America’s infrastructure—its bridges and roads, public buildings, mass transit systems, water and waste management systems, information delivery systems, power grids, dams, and pipelines—is crumbling. Trillions of dollars are needed to rebuild the country’s public works, and recent catastrophic failures, like the 2007 collapse of a Minneapolis bridge and the 2010 gas line explosion in San Bruno, California, underscore the need for action. Bursting water mains, congested airports, decaying schools, and a disemboweled railway system are further examples of the ways in which our infrastructure is flawed, inadequate, and obsolete.
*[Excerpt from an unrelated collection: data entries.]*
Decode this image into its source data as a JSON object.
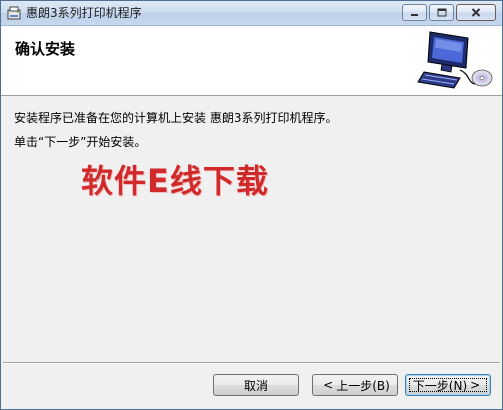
{
  "window": {
    "title": "惠朗3系列打印机程序"
  },
  "header": {
    "title": "确认安装"
  },
  "body": {
    "line1": "安装程序已准备在您的计算机上安装 惠朗3系列打印机程序。",
    "line2": "单击“下一步”开始安装。"
  },
  "watermark": {
    "text": "软件E线下载",
    "color": "#d12a2a"
  },
  "buttons": {
    "cancel_label": "取消",
    "back_label": "上一步(B)",
    "next_label": "下一步(N)"
  },
  "colors": {
    "accent": "#3c7fb1"
  }
}
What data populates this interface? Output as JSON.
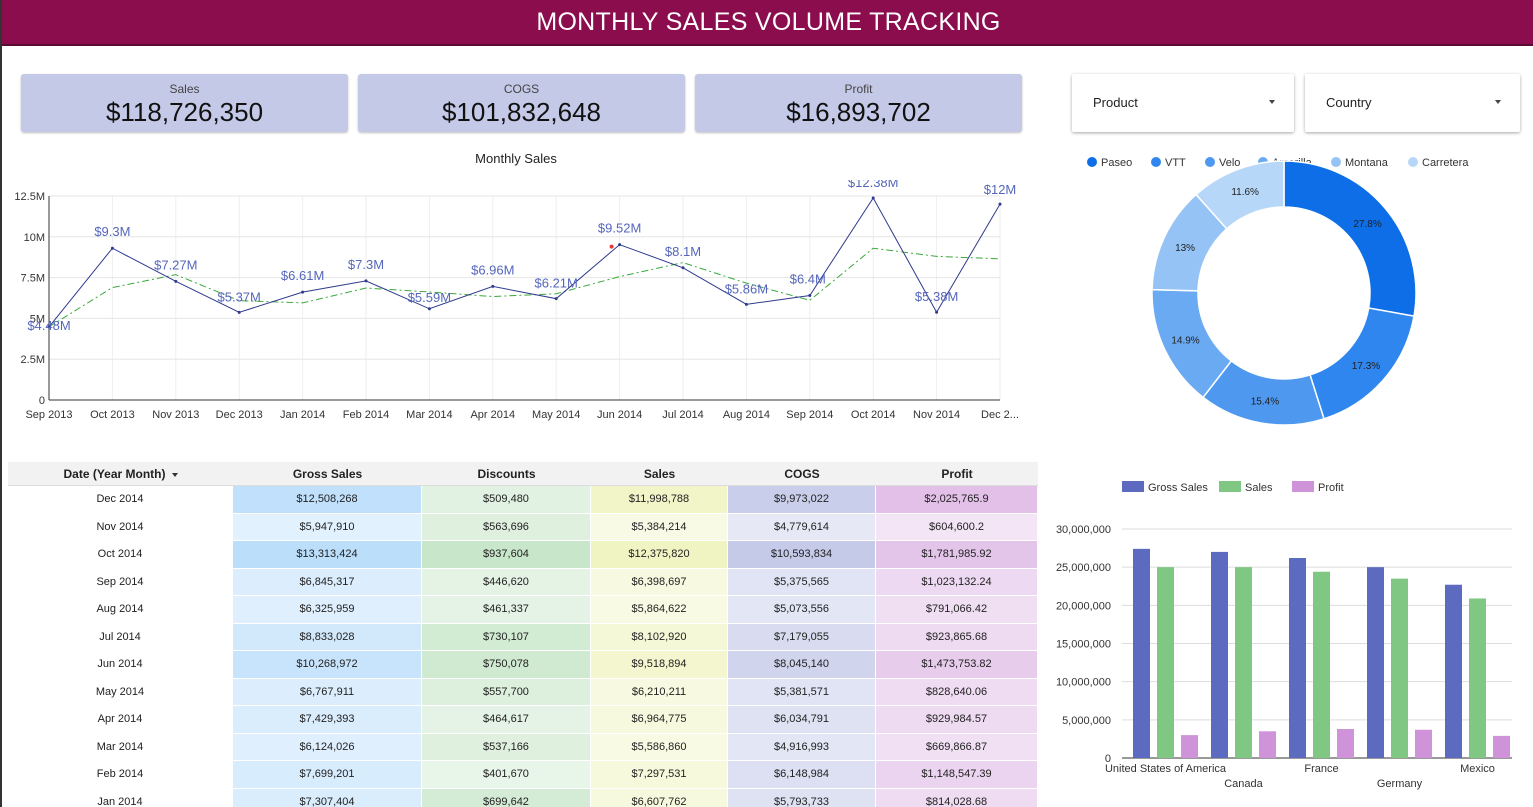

The problem with America’s infrastructure, however, runs deeper than its dilapidation. In fact, the biggest problem lies not with its condition, but with the outdated philosophy that underlies it. Most of the physical infrastructure we live with was imagined and built in an era when economic growth was assumed to be a God-given right, natural resources seemed limitless, Manifest Destiny carried the day, and no one had ever heard of climate change. Today, as federal subsidies plunge and the concentration of carbon dioxide in the atmosphere surges past four hundred parts per million, that philosophy of how the world works has been revealed as faulty. And every day it feels a little faultier.
But that old philosophy pervades the physical infrastructure that surrounds us. It is always there—in hundreds of thousands of miles of highways and bridges that demand constant repair; in the energy inefficiency of public buildings; in the absence of high-speed rail service (the United States is the only developed nation without it); in communities whose design mandates the use of automobiles; in the absence of meaningful mass transportation; in water-management systems whose designers never considered that water might become scarce; in food-production systems that rely on factory farms and the use of refrigerated trucks to carry food across the country. More and more people are embracing a new philosophy of how the world works—one that is both hopeful and realistic—but our obsolete infrastructure locks all of us into living out the bad practices and bad habits of the past.
The nature of this problem is overwhelming, to be sure, but that has not stopped citizens, organizations, and communities all across the country from beginning to understand the critical need to reimagine infrastructure—and the opportunity that such reimagining creates for putting a new philosophy into practice. They are not talking about repairs and retrofits, because they know that is not going to be sufficient. Thanks to the inadequacies (call them fantasies, if you want) of the old system, we are starting from scratch—or worse than scratch, given how entrenched our current infrastructure is, and how intertwined our lives are with it. And while the creation of new systems of infrastructure will be dauntingly complex and challenging, it gives us a chance to right the wrongs of the past.
With this issue, Orion inaugurates Reimagining Infrastructure, a two-year project that explores the ways in which America’s infrastructure is changing to meet the needs of future generations. In the next twelve issues of the magazine, you’ll find feature articles and visual art that describe and showcase projects from around the country that are setting a new bar for how we think about infrastructure. You’ll learn about the ways in which government, private enterprises, local communities, and grassroots groups are coming together to create an approach to decision making that puts a premium on sustainability, community engagement, and innovation. And on a sense of opportunity as well, because the opportunity to rethink how infrastructure can help create a better future may not be one we can afford to pass up.
—H. Emerson Blake